Updated On 06/26/2018 | Originally Published On 08/16/2016
Dear Recyclebank: I recycle and compost everything I can, but paper is always a question. I know it can only be recycled about 7 times, so how can I tell when it is greener to compost it? –Lisa
Dear Lisa: Don’t let the “7 times” statistic (the EPA actually puts the figure at between five and seven times) dissuade you from recycling some paper. Instead, think of it as a reminder that paper isn’t infinitely recyclable, and we should use it as smartly as possible.
A piece of paper’s structural integrity, and thus its ability to be recycled, depend heavily on the length of its fibers. As paper is shredded, pulped, and processed during recycling, its fibers get shorter and less flexible — so when new paper is made from recycled paper fibers, some amount of virgin wood pulp is often added in order to help reinforce the material’s strength.
As paper fibers are recycled more times, they become less useful for certain purposes. The high-quality office paper you might use in your printer requires the strength and flexibility of longer fibers, meaning it usually has to be made from paper fibers that have only undergone the recycling process a few times. Items like newsprint, tissue paper, wrapping paper, and pressed cardboard can more easily be produced from lower-quality fibers that have been through several recycled lives already.
Any paper your hauler accepts still has long enough fibers to be a valuable recyclable.
Unaccepted papers could be denied for a number of reasons, including (but not limited to) low-quality fibers. If unaccepted papers are compostable, that is a much more valuable way to dispose of them than throwing them in the trash — but if the paper is recyclable, recycle it!

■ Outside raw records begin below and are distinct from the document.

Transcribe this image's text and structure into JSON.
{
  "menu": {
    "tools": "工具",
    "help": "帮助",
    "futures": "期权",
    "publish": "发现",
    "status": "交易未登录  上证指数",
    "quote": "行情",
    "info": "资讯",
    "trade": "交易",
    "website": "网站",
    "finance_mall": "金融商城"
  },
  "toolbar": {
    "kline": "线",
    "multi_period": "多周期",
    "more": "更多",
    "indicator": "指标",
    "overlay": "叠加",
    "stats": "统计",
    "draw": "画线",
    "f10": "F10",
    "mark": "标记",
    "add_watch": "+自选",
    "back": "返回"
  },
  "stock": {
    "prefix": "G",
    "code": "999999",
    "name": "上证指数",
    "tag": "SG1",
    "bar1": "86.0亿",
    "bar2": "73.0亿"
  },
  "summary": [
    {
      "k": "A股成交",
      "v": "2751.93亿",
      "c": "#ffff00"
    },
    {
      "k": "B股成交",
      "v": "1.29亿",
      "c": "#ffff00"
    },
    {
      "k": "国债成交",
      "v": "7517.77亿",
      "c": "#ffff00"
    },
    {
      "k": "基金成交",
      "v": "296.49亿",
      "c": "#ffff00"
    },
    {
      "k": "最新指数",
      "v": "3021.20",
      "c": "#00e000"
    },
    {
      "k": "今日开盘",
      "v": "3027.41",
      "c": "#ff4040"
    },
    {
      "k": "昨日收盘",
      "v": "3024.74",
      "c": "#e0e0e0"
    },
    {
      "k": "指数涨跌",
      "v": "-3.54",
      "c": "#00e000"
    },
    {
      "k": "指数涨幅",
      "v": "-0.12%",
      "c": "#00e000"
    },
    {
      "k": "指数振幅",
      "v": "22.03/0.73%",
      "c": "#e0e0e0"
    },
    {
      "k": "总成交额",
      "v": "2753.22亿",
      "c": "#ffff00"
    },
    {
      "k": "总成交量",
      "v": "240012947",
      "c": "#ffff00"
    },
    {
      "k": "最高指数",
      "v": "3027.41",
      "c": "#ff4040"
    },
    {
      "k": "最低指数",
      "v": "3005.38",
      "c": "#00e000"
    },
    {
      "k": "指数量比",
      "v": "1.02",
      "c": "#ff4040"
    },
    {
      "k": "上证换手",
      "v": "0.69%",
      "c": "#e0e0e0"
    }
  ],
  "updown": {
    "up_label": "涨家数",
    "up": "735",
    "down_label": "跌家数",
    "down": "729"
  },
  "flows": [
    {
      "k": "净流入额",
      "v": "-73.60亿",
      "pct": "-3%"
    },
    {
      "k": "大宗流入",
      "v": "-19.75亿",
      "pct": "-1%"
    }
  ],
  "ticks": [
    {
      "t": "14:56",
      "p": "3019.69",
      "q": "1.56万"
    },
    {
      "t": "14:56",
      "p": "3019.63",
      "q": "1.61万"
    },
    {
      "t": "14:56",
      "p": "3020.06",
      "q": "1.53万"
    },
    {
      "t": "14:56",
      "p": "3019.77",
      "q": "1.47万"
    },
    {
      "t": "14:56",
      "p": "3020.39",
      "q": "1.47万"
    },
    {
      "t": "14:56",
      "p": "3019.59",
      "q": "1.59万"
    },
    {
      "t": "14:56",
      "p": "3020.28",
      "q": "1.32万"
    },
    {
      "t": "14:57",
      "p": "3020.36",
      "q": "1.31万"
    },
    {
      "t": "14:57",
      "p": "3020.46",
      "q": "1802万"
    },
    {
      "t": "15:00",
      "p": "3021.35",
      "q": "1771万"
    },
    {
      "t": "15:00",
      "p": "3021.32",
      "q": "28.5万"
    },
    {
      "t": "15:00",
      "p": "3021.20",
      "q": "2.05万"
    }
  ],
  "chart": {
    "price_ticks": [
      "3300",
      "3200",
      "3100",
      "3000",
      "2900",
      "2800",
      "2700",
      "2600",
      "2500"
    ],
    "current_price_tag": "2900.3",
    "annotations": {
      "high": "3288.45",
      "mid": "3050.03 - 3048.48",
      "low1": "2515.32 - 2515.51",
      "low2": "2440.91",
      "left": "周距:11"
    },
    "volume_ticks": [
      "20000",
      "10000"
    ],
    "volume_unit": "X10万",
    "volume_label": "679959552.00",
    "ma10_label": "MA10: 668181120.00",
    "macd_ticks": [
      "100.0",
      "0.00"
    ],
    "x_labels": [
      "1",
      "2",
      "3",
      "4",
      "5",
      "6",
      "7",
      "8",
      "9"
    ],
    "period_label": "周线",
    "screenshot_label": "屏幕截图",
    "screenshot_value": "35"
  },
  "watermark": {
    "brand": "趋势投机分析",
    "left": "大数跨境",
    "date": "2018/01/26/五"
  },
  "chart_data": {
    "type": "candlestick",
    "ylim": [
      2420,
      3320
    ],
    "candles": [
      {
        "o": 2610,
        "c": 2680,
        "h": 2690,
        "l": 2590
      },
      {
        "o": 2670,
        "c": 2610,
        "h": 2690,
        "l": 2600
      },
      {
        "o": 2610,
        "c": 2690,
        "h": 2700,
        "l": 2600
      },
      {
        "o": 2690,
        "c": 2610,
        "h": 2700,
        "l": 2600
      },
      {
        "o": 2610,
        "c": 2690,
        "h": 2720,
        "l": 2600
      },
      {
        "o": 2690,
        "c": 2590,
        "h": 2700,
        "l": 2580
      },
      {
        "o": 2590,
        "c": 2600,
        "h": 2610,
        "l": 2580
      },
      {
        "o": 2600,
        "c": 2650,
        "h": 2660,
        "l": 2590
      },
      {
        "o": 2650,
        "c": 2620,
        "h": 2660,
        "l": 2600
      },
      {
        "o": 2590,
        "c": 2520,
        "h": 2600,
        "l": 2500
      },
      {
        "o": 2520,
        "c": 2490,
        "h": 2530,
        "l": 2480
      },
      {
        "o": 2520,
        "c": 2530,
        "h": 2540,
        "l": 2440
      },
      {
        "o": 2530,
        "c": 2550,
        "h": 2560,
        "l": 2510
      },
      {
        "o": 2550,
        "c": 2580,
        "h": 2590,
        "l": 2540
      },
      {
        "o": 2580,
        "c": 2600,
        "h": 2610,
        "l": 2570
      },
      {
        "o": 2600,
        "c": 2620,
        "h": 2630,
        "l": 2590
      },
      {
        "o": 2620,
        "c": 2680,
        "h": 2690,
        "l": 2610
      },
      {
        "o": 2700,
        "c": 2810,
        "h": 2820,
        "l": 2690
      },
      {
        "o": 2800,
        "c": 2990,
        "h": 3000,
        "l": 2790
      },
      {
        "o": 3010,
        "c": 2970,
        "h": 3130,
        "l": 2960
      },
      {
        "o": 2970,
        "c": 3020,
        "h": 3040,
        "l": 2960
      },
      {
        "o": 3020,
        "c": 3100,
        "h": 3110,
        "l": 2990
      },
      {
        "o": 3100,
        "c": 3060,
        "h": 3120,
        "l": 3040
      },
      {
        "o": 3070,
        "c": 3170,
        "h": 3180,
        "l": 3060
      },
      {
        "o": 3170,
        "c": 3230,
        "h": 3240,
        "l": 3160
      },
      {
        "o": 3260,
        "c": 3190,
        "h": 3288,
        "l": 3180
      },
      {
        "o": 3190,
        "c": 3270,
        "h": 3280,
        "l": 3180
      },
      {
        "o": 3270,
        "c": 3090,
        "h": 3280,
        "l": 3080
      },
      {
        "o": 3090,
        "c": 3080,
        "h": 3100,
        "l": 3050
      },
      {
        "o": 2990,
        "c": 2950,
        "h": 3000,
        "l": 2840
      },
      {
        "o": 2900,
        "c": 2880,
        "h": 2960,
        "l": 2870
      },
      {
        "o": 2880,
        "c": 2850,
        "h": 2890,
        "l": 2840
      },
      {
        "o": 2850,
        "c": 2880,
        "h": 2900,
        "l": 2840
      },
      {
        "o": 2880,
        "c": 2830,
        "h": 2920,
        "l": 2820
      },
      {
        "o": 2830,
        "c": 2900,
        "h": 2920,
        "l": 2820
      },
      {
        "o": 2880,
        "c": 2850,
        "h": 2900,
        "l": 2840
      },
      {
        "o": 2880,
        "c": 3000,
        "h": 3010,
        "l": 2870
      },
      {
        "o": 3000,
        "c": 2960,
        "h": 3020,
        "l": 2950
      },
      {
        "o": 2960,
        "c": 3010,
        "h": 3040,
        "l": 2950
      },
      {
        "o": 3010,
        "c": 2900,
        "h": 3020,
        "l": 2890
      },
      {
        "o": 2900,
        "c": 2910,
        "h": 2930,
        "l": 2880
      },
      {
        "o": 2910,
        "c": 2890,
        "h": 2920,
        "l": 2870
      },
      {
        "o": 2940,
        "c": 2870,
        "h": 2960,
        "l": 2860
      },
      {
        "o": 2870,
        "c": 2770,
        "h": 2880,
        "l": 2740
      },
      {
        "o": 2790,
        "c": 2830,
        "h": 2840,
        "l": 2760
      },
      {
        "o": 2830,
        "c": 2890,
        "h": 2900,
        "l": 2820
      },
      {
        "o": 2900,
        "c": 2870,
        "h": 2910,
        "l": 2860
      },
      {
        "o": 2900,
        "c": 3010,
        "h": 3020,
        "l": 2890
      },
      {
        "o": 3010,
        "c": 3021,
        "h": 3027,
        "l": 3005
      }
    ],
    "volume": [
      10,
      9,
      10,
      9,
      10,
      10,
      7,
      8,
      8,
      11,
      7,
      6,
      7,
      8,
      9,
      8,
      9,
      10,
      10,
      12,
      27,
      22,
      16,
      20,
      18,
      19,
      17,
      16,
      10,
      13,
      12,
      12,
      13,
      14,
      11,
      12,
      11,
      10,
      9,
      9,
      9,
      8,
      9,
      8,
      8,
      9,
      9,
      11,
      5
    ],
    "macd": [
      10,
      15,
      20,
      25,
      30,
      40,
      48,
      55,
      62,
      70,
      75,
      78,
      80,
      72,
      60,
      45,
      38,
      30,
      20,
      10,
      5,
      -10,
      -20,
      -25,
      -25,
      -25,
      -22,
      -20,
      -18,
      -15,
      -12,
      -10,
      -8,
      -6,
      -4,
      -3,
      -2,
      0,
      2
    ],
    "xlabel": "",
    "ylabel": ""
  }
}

Here are some more tips to help you make the best decision
High-quality office paper is under-recycled compared to the overall paper-recycling rate. Only about half of the office paper we use makes it to the recycling plant, even though in the US, 66.8 percent of all paper was recovered for recycling in 2015. If you’ve got office paper, recycle it! (Unless it’s shredded, which not only damages the fibers but also makes it hard to manage in machinery. Check your local facility’s requirements to see if they accept it.)
On the other hand, napkins, paper towels, tissues, and tissue paper are made from much lower quality material and are rarely recyclable. This goes double (for these and other contaminated paper products) if they’re already contaminated with food, liquid, or glitter and the like. So the recycling bin is a no-go for all of these, but the compost pile is a better choice than the trash can for napkins and paper towels as long as they are not contaminated with cleaning chemicals or the like. Though tissues are compostable, the germs on used tissues make many people hesitant to add them to a home compost pile. Reuse tissue paper as much as possible before composting uncontaminated sheets.
When in doubt, ask your local handler or check your city’s website for municipal guidelines. If it falls in a recyclable category, it’s generally better to take the chance that it may be usable, rather than withholding material that will have to be generated elsewhere.
As always, buy paper with post-consumer recycled content when you can. While paper can’t be recycled forever, the longer we can maintain a material’s usefulness by recycling it, the less energy is consumed and the fewer raw materials need to be consumed. That’s a win for sustainability!